During the long eighteenth century, Britain won and lost an empire in North America while consolidating its hegemony on the Indian subcontinent. The idea of imperial Britain became an essential piece of national self-definition, so that to be British was to be a citizen of an imperial power. The British literary imagination inevitably participated in the formulation and interrogation of this new national character, examining in fiction empire's effects on the world at home. Imperial Characters traces a range of literary articulations of how British national character is formed, changed, and distorted by the imperial project. Tara Wallace argues that each text she considers, from Aphra Behn's early description of seventeenth-century colonists in Surinam to Robert Louis Stevenson's historical narrative about eighteenth-century Scotsmen roaming the globe, enacts the opportunities, disruptions, and dangers of imperial adventurism.
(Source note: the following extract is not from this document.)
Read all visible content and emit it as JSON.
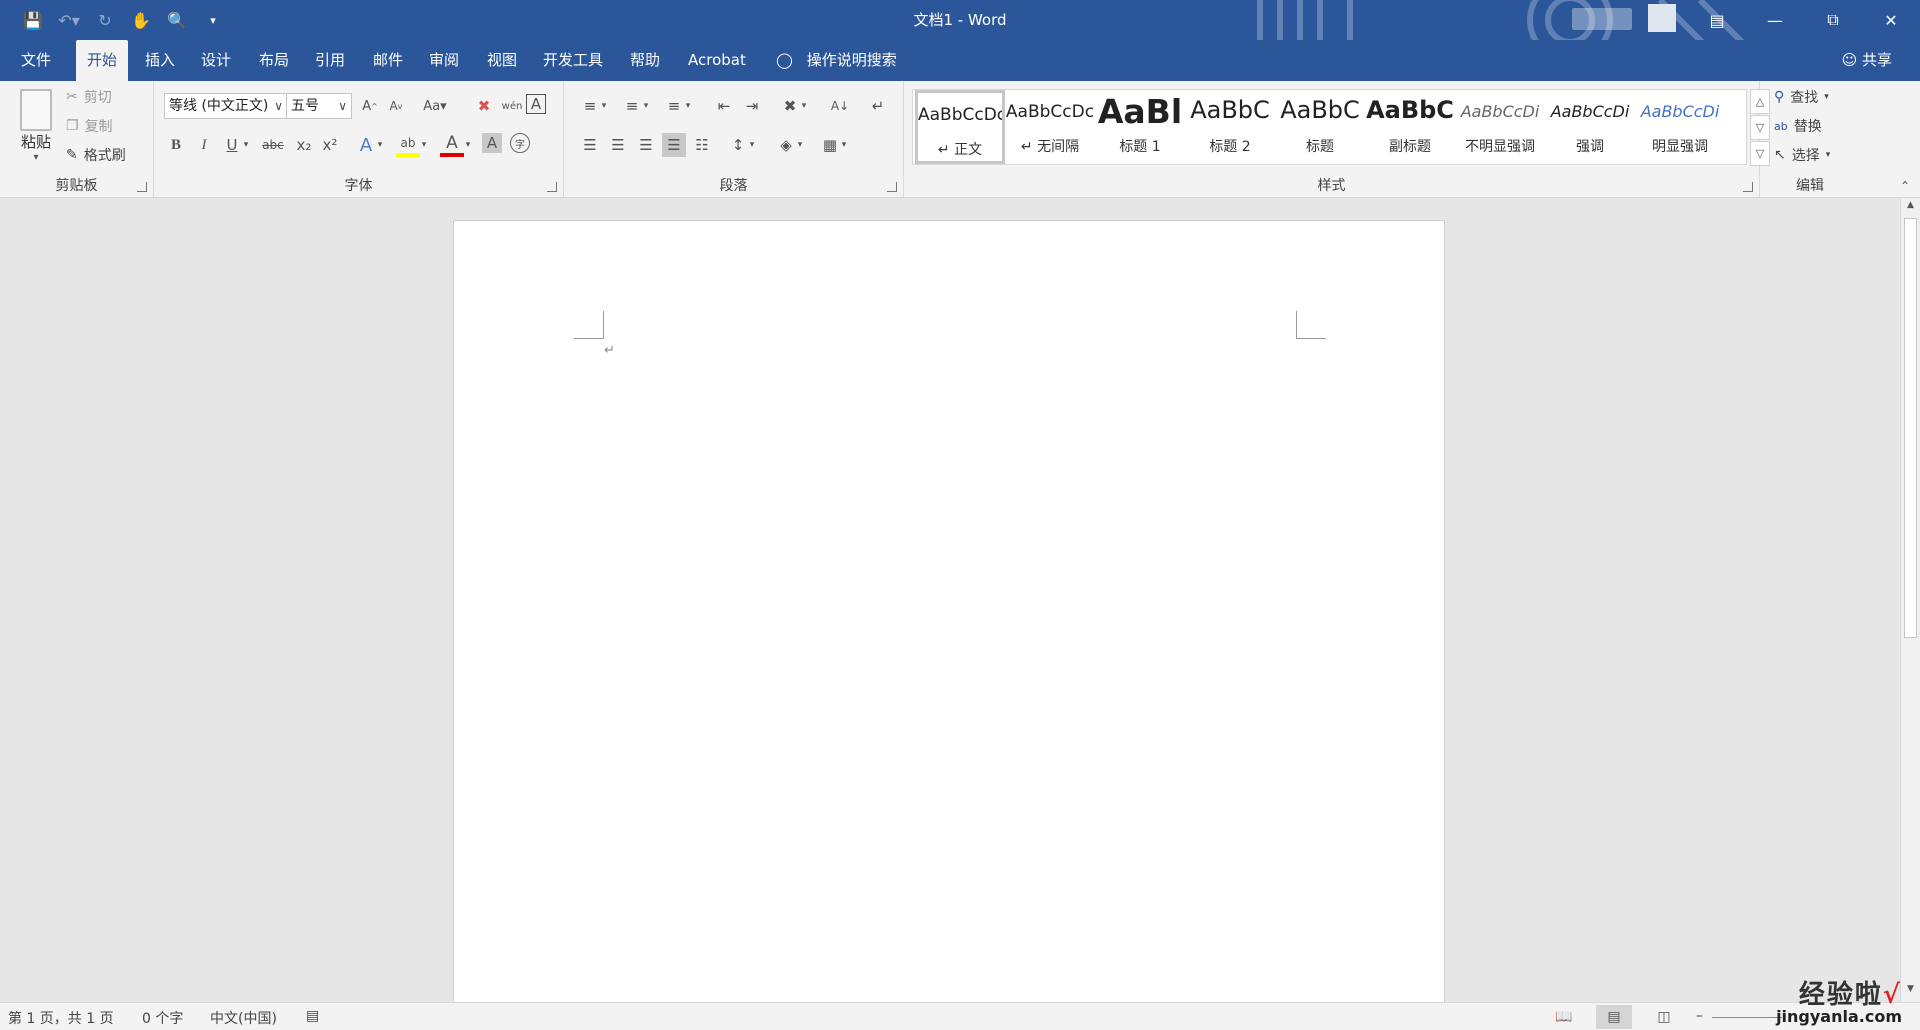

Through close readings of works by Behn, Pope, Thomson, Defoe, Smollett, Bage, Hamilton, Scott, and Stevenson, contextualized within historical moments, Wallace persuasively shows how literary texts rehearse the risks incurred in the course of imperial expansion, not only to British lives but also to cherished national values.
Publisher: Bucknell University Press
Number of pages: 244
Weight: 499 g
Dimensions: 244 x 163 x 19 mm